"Mama is an angel". "Every morning when she wakes up, she comes and kisses us." These words describe the everyday happenings in the relationship between 82 year old grandmother Panayiota Vasileiadou and the five Syrians she now lives with after opening her home to them. Of how this relationship began the BBC reports that Haja, a 22 year old Syrian who had fled the city of Aleppo in February and had found himself in Idomeni, a border village between Greece and Macedonia, came by Panayiota’s home to borrow a cooking pot one day. When the pot was returned he appeared at her home with nine other friends who were drenched. The report states of Panayiota, “I was afraid at first but one of them was holding a six-month old baby…” Following this, others came asking to take a shower at her home. Panayiota also stated that she would see some of them walking on the road, but that they did not come to ask for help. She would offer them toast, eggs, cheese pies. Soon thereafter she would invite five of them to come live with her in her home. The report also states that some neighbors were not in agreement with her actions of opening her home to the Syrians, “fearing an influx of people with extremist views.” But, as Panayiota says, she was able to sympathize with the plight of the refugees “because I suffered the same. If I hadn’t experienced that, I wouldn’t know. I have been through all those difficulties myself... the cold, the hunger, everything.” "Today they are refugees but we were also refugees in the past." Panayiota was referring to the horrors of her past when she fled her village, Chamilo which was burnt to the ground in 1941 during the Nazi occupation of Greece.
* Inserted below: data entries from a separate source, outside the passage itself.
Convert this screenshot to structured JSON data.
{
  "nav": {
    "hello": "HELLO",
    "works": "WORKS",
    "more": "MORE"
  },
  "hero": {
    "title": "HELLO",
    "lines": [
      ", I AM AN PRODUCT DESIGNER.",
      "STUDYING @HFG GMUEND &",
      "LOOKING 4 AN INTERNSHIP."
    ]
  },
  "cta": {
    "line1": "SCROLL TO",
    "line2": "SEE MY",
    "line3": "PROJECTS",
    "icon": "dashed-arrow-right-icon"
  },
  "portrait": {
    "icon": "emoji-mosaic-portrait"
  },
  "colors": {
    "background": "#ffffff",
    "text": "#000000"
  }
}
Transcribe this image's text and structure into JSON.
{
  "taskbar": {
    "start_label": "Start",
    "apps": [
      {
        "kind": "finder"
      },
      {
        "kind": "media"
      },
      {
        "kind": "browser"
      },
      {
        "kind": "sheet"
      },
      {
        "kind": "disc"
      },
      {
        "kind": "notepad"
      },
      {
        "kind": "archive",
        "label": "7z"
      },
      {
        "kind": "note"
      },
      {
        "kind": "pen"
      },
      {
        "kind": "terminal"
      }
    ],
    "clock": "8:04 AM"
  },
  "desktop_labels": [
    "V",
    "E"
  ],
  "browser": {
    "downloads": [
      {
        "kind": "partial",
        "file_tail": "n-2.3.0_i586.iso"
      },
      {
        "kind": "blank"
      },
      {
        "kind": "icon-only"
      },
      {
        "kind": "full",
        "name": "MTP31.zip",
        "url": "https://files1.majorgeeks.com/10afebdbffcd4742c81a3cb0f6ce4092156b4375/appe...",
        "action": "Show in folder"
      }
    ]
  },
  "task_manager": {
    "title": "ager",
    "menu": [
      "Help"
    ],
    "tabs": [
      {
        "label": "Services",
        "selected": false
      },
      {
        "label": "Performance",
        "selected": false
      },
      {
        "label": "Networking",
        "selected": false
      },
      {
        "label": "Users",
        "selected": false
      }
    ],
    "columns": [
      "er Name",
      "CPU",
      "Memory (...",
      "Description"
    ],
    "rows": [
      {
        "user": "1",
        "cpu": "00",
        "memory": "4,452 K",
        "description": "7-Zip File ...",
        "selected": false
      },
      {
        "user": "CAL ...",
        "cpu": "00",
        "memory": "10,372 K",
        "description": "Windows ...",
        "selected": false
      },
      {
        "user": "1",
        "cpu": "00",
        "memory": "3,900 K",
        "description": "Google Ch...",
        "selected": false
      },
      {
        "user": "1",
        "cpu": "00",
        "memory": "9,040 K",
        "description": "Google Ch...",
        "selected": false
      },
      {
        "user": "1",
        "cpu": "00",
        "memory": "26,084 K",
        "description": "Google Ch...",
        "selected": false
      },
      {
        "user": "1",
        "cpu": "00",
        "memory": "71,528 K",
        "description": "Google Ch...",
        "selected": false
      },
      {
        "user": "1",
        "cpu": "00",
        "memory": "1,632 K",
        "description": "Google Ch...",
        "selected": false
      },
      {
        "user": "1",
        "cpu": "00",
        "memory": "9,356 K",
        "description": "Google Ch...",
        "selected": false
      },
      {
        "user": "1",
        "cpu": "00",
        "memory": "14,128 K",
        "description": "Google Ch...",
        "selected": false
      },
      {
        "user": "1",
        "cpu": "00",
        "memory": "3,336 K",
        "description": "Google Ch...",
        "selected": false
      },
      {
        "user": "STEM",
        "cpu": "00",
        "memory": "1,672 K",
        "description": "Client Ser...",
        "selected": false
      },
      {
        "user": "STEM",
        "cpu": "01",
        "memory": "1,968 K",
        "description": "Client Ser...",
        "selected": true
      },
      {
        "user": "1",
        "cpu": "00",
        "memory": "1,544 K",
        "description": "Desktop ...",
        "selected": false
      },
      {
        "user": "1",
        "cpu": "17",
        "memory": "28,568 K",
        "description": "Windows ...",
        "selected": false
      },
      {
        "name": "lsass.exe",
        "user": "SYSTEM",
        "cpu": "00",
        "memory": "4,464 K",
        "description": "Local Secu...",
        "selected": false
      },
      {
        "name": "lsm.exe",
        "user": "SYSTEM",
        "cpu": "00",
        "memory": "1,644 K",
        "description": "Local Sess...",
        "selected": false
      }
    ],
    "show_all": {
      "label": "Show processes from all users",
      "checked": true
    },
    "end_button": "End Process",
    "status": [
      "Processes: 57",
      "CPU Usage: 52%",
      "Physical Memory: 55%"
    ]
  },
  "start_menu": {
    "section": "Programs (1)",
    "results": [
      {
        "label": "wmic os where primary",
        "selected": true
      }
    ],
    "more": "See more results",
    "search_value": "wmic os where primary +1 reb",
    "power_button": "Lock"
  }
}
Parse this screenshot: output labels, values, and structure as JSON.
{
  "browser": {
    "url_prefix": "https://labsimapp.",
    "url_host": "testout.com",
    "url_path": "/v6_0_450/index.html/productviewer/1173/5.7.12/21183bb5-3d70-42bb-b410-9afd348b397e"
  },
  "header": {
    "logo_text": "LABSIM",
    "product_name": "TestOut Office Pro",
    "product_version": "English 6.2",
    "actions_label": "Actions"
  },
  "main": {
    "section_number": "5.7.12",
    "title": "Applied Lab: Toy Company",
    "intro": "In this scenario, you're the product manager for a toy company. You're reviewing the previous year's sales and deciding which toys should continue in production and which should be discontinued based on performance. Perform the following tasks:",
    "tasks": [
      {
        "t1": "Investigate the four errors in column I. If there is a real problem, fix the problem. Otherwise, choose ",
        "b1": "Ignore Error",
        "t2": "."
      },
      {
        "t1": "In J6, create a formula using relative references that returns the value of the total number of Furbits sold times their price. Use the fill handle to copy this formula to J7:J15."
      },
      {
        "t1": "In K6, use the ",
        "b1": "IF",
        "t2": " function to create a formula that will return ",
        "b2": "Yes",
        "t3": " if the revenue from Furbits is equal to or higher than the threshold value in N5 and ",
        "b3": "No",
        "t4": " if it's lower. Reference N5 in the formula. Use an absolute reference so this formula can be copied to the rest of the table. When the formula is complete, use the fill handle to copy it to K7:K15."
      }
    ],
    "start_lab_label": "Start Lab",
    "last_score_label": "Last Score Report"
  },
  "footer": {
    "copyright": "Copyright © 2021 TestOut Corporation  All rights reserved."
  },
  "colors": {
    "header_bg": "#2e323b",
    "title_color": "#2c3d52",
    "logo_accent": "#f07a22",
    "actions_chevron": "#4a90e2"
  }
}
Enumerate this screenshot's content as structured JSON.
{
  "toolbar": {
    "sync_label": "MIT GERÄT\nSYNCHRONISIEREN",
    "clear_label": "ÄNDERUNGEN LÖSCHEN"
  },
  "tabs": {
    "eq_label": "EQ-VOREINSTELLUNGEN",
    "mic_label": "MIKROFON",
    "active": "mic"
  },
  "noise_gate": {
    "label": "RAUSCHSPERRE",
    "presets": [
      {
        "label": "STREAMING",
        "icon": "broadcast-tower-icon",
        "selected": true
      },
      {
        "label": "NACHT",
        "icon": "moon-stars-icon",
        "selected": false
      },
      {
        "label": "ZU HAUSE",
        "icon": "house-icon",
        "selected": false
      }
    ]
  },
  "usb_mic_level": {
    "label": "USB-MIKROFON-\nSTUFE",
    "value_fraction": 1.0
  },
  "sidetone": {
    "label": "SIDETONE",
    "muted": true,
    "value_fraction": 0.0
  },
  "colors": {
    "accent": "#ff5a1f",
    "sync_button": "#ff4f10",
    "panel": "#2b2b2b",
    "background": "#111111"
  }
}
While it is difficult to make comparisons between Nazi Germany and the current European political landscape, I still think that a parapolitical nature of friendship can be discerned in this story of Panayiota and the five refugees. Her act of opening her home can be seen as a parallel to what the BBC has described as the controversial decision on the part of Macedonian political authorities to shut its borders with a 40km fence, resulting in more than 10,000 refugees being stranded in squalid conditions in the village of Idomeni. Panayiota’s act of befriending the Syrians also offers a response of judgement that takes into account real, non-imaginary others. This occurred when she took a second look at the nine Syrians who came to her for help, noticing that one was carrying a baby. Her own fears were dispelled in that moment of judgement which arrested a cycle of fear, rejection and anger in response to the current political climate of terror attacks. The story ends with Panayiota calling on the politicians to open the borders. She asserts that the refugees are not beggars and should be allowed to get on with their lives. She adds "I'll miss them if they do manage to move on - especially the girls. They keep me company. We talk and we laugh even though we cannot understand what each other is saying…"
This alternative form of political action that friendship offers is not a naïve response to the current crisis. It does not boast of providing solutions. However within it I see possibilities for saving persons, particularly members of the Christian community, from a sense of apathy in the wake of political situations that appear insurmountable.
Will Ross, “The Idomeni Grandmother who helps Syrians on a monthly pension,” BBC News, 25 April 2016 http://www.bbc.com/news/world-europe-36127051 [accessed 8 April 2016].
Guido de Graaf, Politics in Friendship: a Theological Account (London: Bloomsbury T&T Clark, 2014).